Recorded data
....
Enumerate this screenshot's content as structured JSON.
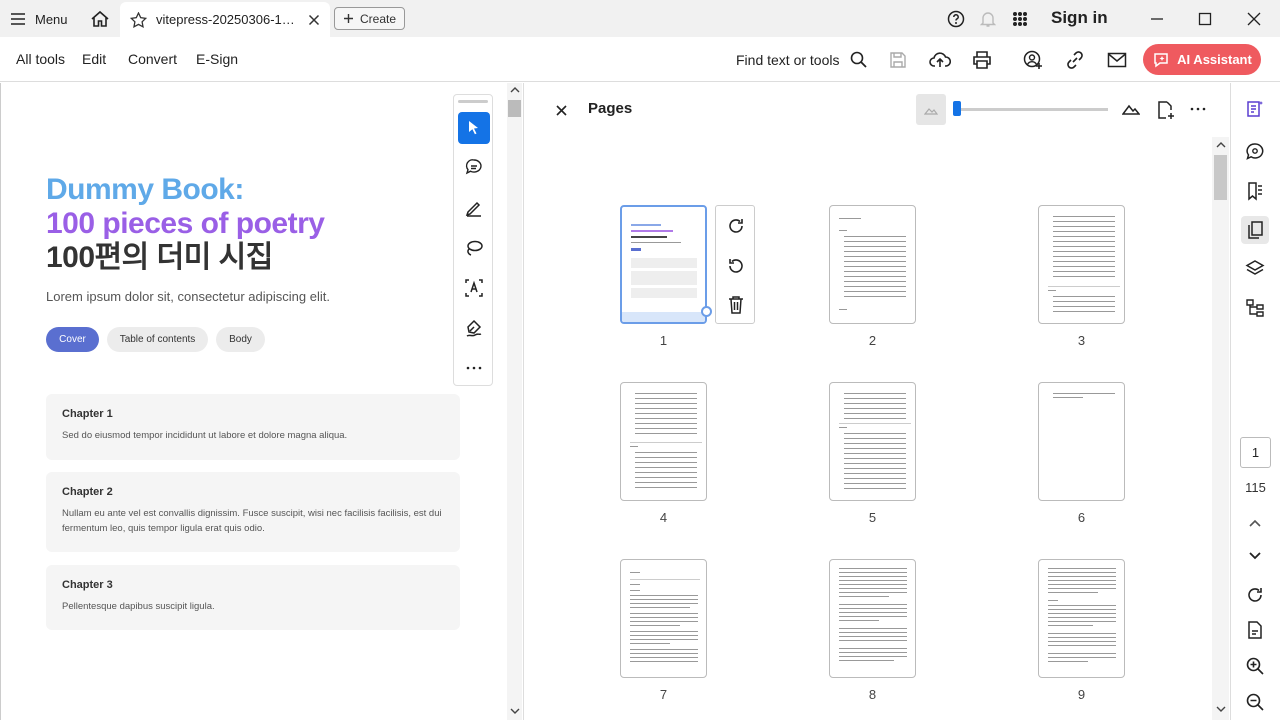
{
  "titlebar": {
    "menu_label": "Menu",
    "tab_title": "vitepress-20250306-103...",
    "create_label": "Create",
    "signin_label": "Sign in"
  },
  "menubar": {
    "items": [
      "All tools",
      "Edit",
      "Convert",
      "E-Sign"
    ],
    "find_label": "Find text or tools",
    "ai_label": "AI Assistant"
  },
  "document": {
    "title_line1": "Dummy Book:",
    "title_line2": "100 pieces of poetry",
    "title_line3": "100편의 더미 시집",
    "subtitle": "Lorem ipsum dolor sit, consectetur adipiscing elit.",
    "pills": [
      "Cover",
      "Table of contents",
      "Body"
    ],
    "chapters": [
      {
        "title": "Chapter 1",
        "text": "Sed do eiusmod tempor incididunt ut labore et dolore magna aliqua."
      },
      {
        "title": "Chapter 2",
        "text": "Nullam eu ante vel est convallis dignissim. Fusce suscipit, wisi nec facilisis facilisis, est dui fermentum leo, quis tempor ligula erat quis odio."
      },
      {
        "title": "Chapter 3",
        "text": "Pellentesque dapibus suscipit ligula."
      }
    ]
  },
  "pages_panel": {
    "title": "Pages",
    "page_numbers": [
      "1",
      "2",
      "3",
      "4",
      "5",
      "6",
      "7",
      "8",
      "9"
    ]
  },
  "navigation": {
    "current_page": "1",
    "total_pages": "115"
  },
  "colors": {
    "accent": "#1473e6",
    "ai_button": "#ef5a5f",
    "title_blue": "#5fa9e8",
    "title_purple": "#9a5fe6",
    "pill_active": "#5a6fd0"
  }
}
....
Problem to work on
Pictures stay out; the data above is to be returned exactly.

Exercise answer
Enumerate this screenshot's content as structured JSON.
{
  "titlebar": {
    "menu_label": "Menu",
    "tab_title": "vitepress-20250306-103...",
    "create_label": "Create",
    "signin_label": "Sign in"
  },
  "menubar": {
    "items": [
      "All tools",
      "Edit",
      "Convert",
      "E-Sign"
    ],
    "find_label": "Find text or tools",
    "ai_label": "AI Assistant"
  },
  "document": {
    "title_line1": "Dummy Book:",
    "title_line2": "100 pieces of poetry",
    "title_line3": "100편의 더미 시집",
    "subtitle": "Lorem ipsum dolor sit, consectetur adipiscing elit.",
    "pills": [
      "Cover",
      "Table of contents",
      "Body"
    ],
    "chapters": [
      {
        "title": "Chapter 1",
        "text": "Sed do eiusmod tempor incididunt ut labore et dolore magna aliqua."
      },
      {
        "title": "Chapter 2",
        "text": "Nullam eu ante vel est convallis dignissim. Fusce suscipit, wisi nec facilisis facilisis, est dui fermentum leo, quis tempor ligula erat quis odio."
      },
      {
        "title": "Chapter 3",
        "text": "Pellentesque dapibus suscipit ligula."
      }
    ]
  },
  "pages_panel": {
    "title": "Pages",
    "page_numbers": [
      "1",
      "2",
      "3",
      "4",
      "5",
      "6",
      "7",
      "8",
      "9"
    ]
  },
  "navigation": {
    "current_page": "1",
    "total_pages": "115"
  },
  "colors": {
    "accent": "#1473e6",
    "ai_button": "#ef5a5f",
    "title_blue": "#5fa9e8",
    "title_purple": "#9a5fe6",
    "pill_active": "#5a6fd0"
  }
}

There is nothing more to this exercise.